_Exercise brief_
The entries below are to be repeated exactly, and their pictures left out.

_Input data_

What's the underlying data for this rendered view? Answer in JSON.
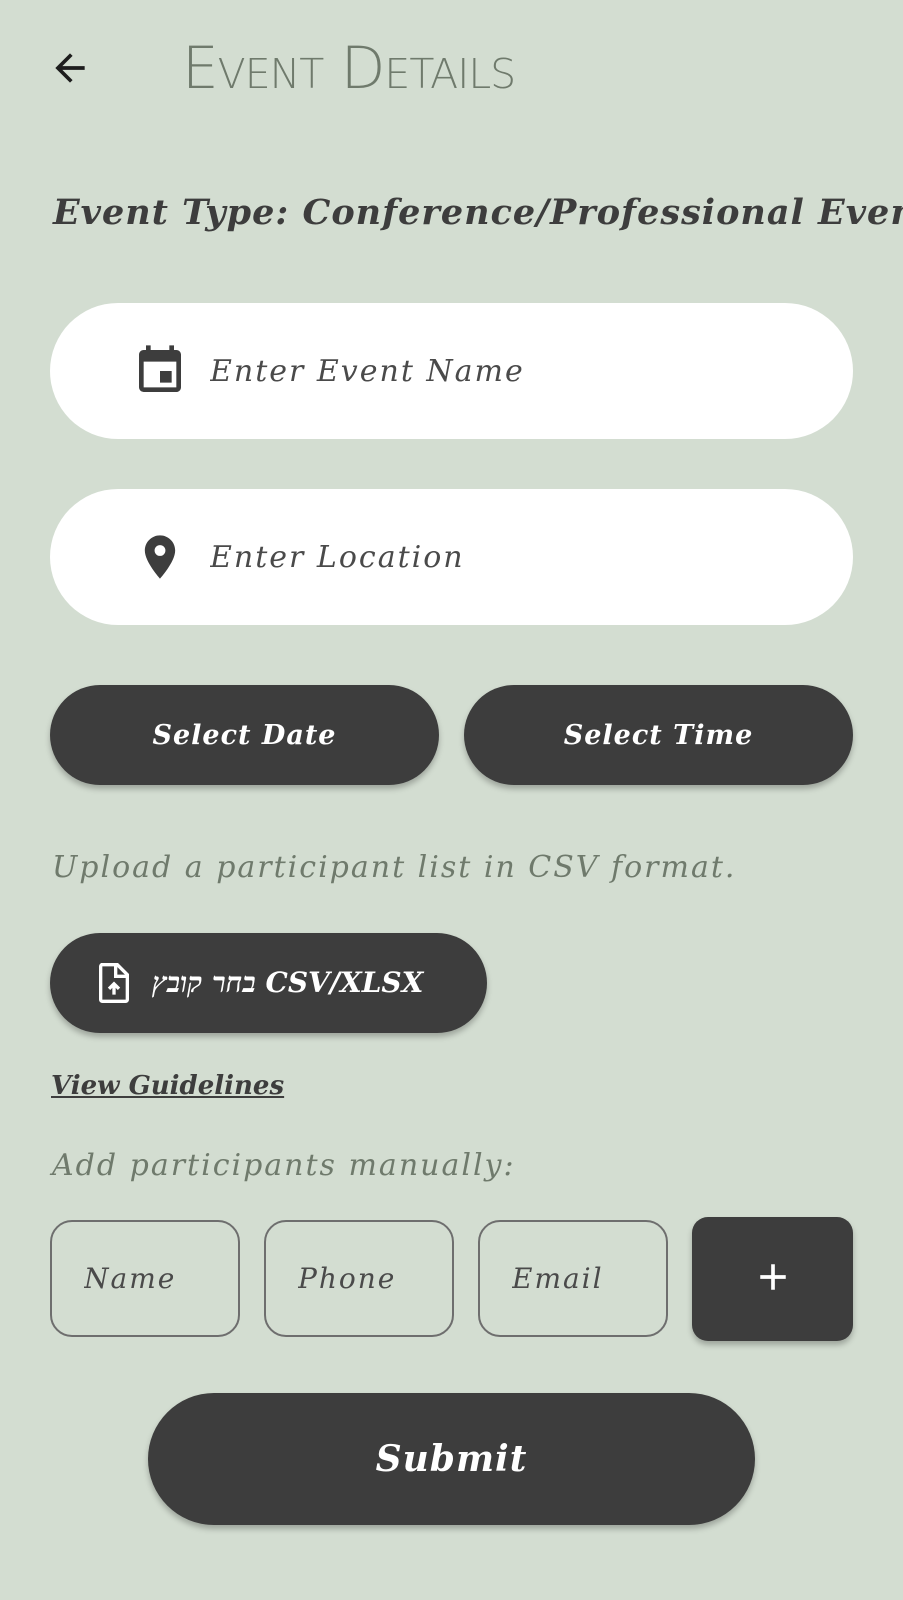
{
  "header": {
    "back_icon": "arrow-left-icon",
    "title": "Event Details"
  },
  "event_type": "Event Type: Conference/Professional Event",
  "form": {
    "event_name": {
      "icon": "calendar-icon",
      "placeholder": "Enter Event Name",
      "value": ""
    },
    "location": {
      "icon": "location-pin-icon",
      "placeholder": "Enter Location",
      "value": ""
    },
    "select_date_label": "Select Date",
    "select_time_label": "Select Time"
  },
  "upload": {
    "hint": "Upload a participant list in CSV format.",
    "button_icon": "file-upload-icon",
    "button_label": "בחר קובץ CSV/XLSX",
    "guidelines_link": "View Guidelines"
  },
  "manual": {
    "hint": "Add participants manually:",
    "name_placeholder": "Name",
    "phone_placeholder": "Phone",
    "email_placeholder": "Email",
    "add_label": "+"
  },
  "submit_label": "Submit",
  "colors": {
    "background": "#d3ddd1",
    "dark": "#3d3d3d",
    "muted_text": "#6f7a6c",
    "input_bg": "#ffffff"
  }
}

_Answer for the task_
What's the underlying data for this rendered view? Answer in JSON.
{
  "header": {
    "back_icon": "arrow-left-icon",
    "title": "Event Details"
  },
  "event_type": "Event Type: Conference/Professional Event",
  "form": {
    "event_name": {
      "icon": "calendar-icon",
      "placeholder": "Enter Event Name",
      "value": ""
    },
    "location": {
      "icon": "location-pin-icon",
      "placeholder": "Enter Location",
      "value": ""
    },
    "select_date_label": "Select Date",
    "select_time_label": "Select Time"
  },
  "upload": {
    "hint": "Upload a participant list in CSV format.",
    "button_icon": "file-upload-icon",
    "button_label": "בחר קובץ CSV/XLSX",
    "guidelines_link": "View Guidelines"
  },
  "manual": {
    "hint": "Add participants manually:",
    "name_placeholder": "Name",
    "phone_placeholder": "Phone",
    "email_placeholder": "Email",
    "add_label": "+"
  },
  "submit_label": "Submit",
  "colors": {
    "background": "#d3ddd1",
    "dark": "#3d3d3d",
    "muted_text": "#6f7a6c",
    "input_bg": "#ffffff"
  }
}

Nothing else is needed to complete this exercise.